I’ve also heard tell that the censorship board’s inability to make a decision about a ratings certificate for my film has been brought upon it because of a sudden concern that a movie that depicts scenes from the Biafra war might provoke “tribal violence” in a country that has in recent months been besieged with terrorist bombings and profoundly shaken by the abduction of over 200 school girls by Boko Haram.


Since the Toronto premiere those many months ago, I’ve seen “Half of a Yellow Sun” at other film festivals in all corners of the globe. And Nigerians being the ubiquitous people that we are have been present in the audiences — quite often in great numbers — at each of these festivals. I am yet to meet a single Nigerian who has seen the film who came out of the cinema thinking that they had just seen a film that would incite anyone to violence. If anything, more than once, I’ve been accosted by cinema-goers — some Nigerian, but really, people of all races — who have been profoundly moved by the experience of watching the film. The refrain I’ve heard from them is, war is nasty, isn’t it.


Whether or not the film eventually gets a ratings certificate in Nigeria, “Half of a Yellow Sun” will be seen by millions of Nigerians.
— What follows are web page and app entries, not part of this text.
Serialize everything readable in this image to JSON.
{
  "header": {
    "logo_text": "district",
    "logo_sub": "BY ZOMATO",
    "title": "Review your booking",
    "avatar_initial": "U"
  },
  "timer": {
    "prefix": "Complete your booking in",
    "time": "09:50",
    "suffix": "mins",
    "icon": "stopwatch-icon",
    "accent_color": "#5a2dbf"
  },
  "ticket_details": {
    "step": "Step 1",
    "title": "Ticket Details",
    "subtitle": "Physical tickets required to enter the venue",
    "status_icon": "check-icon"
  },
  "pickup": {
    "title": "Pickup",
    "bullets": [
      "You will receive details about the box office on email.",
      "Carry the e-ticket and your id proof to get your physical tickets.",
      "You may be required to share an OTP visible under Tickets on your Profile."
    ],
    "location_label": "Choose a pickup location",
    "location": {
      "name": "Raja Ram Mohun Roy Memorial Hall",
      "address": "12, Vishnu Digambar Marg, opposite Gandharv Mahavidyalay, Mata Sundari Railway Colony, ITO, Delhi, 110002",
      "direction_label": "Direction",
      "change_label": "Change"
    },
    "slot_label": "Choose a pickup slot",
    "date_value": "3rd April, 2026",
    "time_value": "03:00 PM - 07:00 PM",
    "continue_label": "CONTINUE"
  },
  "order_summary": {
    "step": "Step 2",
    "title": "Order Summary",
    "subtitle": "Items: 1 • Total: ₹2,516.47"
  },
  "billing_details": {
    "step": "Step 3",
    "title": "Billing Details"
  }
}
The question is: will they be allowed to see it in their local cinemas and on legally acquired DVDs or will they be forced to watch it on pirate DVDs and through illegal downloads? If the biggest film that’s ever been made in Nigeria is available to Nigerians only in bootleg form, the censorship board will be doing to the Nigerian film industry what Boko Haram is trying to do to Nigeria: drive a stake through its heart. I sincerely hope they both fail.

See here for the original article

So there. At least, we know which group should be popping the champagne, among groups A, B and C. #Naija4life



 Mention me @ojukwu_martin on twirra